[Problem to solve] Your answer should be one number: the count of lines in the records that include the word "main".

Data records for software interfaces
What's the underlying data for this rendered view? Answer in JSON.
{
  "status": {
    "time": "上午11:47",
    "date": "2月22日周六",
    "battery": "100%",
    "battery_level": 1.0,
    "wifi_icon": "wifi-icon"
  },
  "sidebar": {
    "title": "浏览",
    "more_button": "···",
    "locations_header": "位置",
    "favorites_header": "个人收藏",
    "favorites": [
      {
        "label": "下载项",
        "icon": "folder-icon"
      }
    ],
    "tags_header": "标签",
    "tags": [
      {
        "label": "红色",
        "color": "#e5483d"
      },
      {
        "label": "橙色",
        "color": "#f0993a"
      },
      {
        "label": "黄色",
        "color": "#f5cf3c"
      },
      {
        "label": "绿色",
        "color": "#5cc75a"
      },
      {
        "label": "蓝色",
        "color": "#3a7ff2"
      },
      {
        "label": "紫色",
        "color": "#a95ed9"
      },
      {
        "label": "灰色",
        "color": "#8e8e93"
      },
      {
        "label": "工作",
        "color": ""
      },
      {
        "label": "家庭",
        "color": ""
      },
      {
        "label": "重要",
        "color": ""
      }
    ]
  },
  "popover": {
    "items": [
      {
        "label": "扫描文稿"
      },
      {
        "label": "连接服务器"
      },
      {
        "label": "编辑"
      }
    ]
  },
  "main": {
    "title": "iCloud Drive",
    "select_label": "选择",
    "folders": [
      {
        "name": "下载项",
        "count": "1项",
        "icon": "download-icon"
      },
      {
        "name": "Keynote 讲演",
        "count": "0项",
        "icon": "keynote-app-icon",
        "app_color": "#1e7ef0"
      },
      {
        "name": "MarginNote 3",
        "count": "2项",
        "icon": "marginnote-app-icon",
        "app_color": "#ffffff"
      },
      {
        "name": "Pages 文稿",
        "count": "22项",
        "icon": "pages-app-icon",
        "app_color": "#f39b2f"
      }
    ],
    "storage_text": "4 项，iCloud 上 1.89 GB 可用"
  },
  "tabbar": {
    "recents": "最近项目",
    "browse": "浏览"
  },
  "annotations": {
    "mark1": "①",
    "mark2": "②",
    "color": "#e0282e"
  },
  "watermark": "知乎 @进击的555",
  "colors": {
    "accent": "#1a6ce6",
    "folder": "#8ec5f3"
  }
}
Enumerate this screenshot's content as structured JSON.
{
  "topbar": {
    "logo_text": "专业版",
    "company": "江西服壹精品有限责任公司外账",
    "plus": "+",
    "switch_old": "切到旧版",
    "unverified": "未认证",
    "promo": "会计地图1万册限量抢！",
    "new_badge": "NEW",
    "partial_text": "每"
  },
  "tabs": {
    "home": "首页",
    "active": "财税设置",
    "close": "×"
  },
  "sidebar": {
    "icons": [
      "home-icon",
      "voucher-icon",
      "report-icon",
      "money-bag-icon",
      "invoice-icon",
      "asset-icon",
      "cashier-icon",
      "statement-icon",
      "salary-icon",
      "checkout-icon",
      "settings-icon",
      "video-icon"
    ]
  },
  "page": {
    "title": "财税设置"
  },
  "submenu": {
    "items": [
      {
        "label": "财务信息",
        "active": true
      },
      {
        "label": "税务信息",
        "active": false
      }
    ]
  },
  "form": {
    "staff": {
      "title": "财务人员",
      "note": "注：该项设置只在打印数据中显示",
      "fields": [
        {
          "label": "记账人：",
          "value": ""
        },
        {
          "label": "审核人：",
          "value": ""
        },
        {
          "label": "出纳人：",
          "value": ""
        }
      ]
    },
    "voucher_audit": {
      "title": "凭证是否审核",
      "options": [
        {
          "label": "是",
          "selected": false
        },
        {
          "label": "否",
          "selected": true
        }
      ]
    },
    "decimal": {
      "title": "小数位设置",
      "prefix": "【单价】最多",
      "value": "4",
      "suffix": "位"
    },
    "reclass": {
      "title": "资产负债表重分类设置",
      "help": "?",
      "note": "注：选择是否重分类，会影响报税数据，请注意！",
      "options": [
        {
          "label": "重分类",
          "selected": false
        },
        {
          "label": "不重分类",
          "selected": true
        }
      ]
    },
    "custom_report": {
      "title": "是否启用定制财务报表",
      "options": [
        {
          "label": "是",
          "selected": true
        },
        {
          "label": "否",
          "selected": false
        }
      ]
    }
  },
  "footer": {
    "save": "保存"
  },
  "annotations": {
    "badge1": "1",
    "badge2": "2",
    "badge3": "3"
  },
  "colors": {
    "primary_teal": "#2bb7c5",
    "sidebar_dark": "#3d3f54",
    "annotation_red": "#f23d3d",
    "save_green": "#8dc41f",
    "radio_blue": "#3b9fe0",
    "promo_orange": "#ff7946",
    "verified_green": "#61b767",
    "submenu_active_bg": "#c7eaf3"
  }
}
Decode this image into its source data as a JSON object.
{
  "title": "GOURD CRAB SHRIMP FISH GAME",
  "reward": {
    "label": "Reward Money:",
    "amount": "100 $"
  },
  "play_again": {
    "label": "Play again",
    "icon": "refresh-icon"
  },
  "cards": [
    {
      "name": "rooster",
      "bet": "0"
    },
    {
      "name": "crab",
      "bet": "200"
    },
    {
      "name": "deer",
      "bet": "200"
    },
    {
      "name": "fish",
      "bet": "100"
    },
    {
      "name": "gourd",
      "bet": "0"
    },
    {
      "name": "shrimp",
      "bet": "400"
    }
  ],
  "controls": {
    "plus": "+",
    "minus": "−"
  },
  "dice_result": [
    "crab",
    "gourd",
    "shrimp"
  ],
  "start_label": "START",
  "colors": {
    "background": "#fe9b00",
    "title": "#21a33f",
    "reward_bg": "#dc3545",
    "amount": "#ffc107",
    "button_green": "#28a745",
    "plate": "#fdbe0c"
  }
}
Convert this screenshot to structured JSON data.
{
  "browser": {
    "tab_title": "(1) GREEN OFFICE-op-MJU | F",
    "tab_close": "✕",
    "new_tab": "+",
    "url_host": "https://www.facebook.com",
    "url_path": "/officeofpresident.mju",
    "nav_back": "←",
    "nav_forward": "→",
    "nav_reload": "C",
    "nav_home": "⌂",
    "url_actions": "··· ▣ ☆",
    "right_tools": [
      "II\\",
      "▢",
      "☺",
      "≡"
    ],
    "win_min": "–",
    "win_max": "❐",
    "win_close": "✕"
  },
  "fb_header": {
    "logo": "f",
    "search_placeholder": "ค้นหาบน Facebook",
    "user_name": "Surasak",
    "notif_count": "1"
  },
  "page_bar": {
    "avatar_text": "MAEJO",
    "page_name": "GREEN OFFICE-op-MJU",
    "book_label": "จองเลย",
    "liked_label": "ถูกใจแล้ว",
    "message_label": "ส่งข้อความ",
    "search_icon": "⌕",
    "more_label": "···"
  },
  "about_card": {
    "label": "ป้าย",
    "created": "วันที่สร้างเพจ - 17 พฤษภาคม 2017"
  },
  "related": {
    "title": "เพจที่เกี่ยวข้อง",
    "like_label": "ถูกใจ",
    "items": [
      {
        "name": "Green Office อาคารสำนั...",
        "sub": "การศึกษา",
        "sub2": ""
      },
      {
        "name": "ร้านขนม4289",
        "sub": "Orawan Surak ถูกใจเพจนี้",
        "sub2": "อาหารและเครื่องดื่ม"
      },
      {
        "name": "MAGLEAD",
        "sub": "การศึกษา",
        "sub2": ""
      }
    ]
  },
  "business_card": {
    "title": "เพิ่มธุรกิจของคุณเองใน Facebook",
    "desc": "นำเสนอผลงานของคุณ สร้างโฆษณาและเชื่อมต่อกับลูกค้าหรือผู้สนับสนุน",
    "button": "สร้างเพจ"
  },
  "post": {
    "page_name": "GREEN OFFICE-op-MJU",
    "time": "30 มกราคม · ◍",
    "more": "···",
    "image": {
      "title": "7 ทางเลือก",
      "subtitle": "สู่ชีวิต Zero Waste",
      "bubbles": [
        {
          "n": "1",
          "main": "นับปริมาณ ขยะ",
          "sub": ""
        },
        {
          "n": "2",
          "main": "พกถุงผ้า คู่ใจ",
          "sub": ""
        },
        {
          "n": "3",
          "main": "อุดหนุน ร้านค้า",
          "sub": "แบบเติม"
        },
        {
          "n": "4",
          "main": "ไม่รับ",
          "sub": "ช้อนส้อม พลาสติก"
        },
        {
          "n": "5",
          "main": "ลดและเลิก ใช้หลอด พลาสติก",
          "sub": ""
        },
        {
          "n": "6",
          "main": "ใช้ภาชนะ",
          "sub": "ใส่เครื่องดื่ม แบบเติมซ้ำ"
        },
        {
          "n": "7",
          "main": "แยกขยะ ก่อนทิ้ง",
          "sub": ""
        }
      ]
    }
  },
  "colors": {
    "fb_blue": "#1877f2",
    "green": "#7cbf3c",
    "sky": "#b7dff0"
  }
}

[Response area] 8